((

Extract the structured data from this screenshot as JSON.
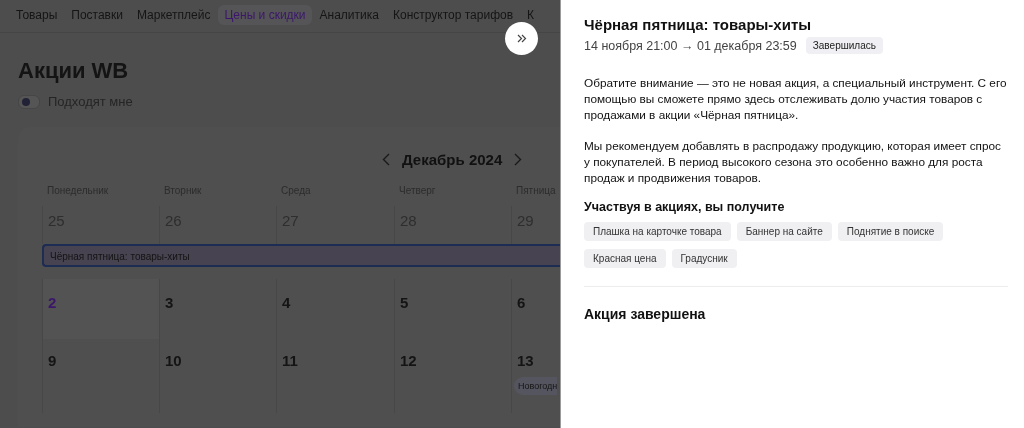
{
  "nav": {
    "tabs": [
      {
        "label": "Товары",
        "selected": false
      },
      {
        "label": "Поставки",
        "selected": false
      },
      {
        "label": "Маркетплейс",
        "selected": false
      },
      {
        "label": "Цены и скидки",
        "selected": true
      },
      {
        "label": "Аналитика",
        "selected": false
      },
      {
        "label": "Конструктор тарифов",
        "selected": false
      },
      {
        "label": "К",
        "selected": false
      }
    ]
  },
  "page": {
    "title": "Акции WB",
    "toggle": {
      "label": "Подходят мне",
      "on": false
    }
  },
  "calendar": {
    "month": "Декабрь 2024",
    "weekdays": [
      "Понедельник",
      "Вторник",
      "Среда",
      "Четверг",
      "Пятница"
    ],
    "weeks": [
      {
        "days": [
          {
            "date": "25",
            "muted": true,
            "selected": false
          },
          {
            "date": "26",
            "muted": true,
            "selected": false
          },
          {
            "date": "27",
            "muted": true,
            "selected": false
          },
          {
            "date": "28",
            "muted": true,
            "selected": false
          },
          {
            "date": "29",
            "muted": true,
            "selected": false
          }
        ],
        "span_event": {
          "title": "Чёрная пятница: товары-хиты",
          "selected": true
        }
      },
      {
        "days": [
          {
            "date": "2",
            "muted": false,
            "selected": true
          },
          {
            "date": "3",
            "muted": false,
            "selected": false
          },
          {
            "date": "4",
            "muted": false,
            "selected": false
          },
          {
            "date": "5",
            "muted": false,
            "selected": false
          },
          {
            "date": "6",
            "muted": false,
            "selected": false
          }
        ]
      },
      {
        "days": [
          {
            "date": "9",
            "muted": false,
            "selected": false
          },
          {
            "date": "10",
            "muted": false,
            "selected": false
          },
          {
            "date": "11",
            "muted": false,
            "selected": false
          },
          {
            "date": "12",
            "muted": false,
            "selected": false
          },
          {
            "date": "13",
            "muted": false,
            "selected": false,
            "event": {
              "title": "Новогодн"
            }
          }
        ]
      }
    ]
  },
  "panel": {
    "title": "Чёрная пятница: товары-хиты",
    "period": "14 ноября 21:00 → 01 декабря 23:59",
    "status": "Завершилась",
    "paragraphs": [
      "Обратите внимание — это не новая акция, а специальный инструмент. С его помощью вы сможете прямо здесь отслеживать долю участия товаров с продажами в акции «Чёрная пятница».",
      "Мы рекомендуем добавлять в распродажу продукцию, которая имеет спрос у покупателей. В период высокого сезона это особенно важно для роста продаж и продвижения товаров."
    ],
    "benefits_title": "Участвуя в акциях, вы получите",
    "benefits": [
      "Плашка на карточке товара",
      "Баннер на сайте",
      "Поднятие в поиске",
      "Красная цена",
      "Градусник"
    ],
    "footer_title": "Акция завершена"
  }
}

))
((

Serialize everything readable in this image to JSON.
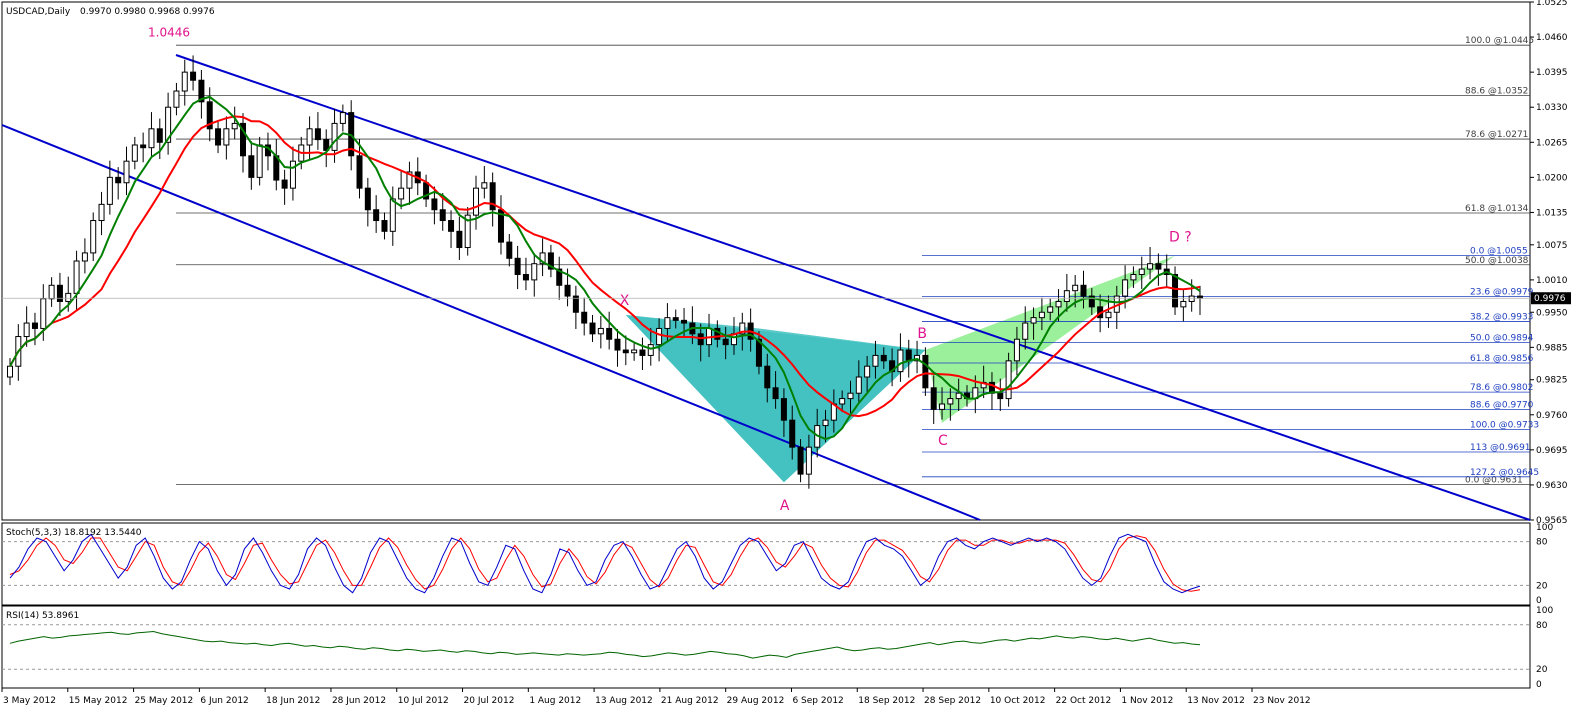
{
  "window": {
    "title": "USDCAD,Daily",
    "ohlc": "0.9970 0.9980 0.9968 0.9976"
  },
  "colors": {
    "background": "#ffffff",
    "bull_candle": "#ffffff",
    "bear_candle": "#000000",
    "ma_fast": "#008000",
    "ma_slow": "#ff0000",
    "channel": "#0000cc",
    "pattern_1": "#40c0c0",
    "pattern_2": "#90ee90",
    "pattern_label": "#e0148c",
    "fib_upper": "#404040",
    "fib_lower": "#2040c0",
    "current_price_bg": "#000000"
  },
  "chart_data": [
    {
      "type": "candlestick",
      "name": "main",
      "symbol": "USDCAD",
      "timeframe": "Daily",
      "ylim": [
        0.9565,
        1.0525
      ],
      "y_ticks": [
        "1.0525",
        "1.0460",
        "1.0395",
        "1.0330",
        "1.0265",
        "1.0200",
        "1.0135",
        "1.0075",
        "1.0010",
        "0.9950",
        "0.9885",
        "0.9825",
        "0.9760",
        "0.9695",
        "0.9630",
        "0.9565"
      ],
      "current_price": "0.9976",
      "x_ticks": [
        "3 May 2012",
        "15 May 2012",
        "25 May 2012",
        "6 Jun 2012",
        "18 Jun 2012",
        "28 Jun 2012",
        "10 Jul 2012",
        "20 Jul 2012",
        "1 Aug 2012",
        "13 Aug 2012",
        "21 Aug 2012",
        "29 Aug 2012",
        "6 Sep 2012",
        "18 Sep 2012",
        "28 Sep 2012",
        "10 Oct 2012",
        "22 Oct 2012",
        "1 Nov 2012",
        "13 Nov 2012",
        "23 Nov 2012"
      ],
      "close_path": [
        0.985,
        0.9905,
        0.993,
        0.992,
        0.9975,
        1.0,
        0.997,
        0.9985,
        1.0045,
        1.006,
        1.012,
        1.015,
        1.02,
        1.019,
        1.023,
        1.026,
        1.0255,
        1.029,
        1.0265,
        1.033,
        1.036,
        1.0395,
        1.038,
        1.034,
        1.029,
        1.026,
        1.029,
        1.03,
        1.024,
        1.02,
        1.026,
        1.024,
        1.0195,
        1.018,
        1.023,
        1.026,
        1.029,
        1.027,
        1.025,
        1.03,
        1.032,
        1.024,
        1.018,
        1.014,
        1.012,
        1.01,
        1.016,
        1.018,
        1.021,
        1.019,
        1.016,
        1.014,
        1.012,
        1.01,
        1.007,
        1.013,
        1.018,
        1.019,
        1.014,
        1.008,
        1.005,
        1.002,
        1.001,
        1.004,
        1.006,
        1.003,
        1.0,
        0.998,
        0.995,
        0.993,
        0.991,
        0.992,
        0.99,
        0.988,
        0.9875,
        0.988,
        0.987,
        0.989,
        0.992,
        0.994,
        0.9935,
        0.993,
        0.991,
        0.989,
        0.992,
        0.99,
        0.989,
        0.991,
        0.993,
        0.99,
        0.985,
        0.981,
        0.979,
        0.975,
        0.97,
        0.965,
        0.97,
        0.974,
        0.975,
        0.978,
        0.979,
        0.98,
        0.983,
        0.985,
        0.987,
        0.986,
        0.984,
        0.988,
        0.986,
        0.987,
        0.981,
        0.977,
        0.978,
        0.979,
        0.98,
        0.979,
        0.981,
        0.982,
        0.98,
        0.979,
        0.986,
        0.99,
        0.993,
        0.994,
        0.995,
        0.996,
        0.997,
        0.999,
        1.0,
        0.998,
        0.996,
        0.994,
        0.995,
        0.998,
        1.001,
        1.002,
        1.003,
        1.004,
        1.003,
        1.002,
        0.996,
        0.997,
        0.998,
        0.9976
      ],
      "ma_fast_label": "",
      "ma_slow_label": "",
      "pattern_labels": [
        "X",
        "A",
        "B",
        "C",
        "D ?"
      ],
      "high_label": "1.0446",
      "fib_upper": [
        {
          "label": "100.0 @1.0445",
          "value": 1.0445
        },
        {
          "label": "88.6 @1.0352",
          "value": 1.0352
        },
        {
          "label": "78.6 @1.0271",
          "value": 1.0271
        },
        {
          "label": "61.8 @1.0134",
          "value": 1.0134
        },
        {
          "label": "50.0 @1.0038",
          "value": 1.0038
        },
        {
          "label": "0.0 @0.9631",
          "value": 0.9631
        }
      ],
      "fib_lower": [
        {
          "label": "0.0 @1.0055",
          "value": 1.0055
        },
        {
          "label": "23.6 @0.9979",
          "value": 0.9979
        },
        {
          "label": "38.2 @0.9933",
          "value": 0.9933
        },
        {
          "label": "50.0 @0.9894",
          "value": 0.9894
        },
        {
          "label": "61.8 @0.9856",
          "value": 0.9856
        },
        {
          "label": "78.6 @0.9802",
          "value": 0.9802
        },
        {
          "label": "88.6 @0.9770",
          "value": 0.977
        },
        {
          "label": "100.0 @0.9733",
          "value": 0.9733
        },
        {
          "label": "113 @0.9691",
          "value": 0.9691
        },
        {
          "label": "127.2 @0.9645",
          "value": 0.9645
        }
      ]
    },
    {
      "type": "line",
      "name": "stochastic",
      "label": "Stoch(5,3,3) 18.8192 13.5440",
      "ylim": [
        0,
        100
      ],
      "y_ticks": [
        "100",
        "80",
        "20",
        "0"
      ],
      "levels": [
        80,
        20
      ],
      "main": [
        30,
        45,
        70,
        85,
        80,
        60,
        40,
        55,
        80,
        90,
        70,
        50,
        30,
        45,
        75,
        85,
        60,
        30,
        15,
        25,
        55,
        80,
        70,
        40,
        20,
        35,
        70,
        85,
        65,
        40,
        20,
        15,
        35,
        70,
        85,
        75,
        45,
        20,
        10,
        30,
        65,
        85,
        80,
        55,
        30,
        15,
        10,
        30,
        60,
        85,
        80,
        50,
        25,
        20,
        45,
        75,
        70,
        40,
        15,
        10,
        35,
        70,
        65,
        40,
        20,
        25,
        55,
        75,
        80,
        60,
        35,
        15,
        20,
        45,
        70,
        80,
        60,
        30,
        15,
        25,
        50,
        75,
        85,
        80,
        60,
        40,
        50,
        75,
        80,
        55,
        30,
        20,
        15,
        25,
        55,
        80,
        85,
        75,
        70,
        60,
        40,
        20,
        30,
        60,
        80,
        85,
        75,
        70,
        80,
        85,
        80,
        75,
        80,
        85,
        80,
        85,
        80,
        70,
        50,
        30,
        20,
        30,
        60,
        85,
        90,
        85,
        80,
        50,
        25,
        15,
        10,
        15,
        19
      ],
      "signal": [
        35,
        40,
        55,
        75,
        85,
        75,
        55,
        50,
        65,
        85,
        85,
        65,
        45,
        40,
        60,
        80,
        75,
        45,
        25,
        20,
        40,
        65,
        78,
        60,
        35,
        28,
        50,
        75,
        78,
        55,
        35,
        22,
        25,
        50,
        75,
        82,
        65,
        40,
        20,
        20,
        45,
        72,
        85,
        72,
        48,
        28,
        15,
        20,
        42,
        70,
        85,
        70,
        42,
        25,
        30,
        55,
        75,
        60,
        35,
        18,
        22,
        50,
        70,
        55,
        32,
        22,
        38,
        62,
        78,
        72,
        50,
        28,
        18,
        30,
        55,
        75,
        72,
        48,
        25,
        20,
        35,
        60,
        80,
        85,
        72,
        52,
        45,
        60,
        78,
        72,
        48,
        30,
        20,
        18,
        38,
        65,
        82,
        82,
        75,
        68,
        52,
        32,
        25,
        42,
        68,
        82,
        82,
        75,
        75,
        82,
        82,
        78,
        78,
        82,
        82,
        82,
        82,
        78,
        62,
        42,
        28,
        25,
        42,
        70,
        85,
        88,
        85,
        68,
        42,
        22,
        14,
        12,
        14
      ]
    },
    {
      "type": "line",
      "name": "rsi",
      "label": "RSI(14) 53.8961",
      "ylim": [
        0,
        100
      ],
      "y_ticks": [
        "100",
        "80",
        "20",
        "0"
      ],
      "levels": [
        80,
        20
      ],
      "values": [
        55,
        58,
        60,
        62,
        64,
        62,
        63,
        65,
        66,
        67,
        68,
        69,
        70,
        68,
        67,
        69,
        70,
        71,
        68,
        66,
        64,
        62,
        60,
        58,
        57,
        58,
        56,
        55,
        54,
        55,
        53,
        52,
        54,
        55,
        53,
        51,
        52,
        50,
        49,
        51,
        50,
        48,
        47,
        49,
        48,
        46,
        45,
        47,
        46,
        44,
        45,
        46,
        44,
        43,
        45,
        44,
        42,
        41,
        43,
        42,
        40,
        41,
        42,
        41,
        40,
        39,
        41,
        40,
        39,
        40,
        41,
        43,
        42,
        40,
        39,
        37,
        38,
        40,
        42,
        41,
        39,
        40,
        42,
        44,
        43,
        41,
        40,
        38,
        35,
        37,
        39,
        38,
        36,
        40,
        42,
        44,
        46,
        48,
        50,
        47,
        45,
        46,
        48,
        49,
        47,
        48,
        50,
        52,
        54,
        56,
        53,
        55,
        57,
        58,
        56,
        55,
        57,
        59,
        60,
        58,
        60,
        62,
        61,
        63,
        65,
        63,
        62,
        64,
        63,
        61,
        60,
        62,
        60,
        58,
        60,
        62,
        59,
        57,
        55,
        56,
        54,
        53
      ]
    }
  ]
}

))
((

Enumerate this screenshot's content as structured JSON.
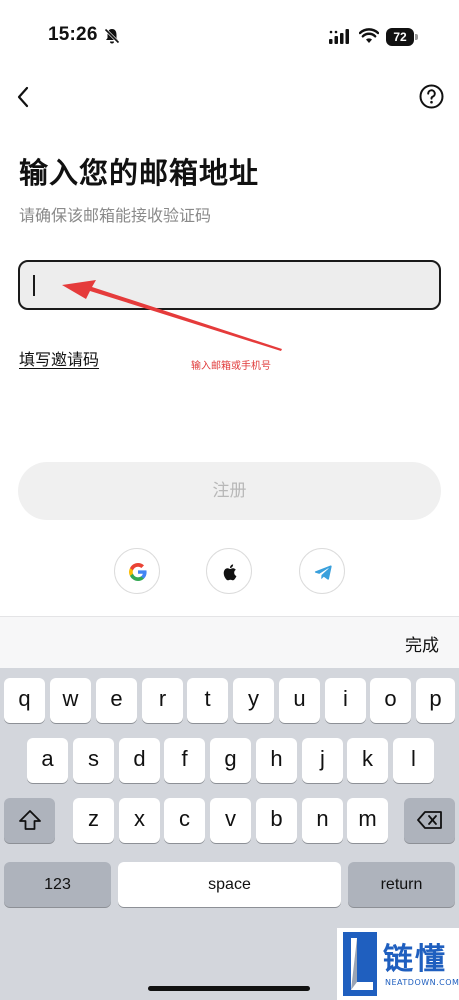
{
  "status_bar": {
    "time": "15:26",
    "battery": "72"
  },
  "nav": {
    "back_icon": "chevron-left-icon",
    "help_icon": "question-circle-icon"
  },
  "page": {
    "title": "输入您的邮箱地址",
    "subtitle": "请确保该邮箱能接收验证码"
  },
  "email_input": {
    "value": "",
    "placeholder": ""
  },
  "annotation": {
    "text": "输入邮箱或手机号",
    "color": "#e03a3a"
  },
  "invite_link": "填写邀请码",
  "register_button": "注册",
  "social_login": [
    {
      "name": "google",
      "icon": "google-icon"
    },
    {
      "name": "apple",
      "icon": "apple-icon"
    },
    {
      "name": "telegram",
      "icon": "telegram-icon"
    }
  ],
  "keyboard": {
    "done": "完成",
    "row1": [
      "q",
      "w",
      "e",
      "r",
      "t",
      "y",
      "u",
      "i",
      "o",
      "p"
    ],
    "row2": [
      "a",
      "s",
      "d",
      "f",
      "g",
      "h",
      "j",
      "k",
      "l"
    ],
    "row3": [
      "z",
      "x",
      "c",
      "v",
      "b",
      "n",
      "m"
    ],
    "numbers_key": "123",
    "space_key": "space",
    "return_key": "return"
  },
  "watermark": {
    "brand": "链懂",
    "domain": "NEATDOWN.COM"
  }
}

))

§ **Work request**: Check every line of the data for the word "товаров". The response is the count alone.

§ **Answer box**: 2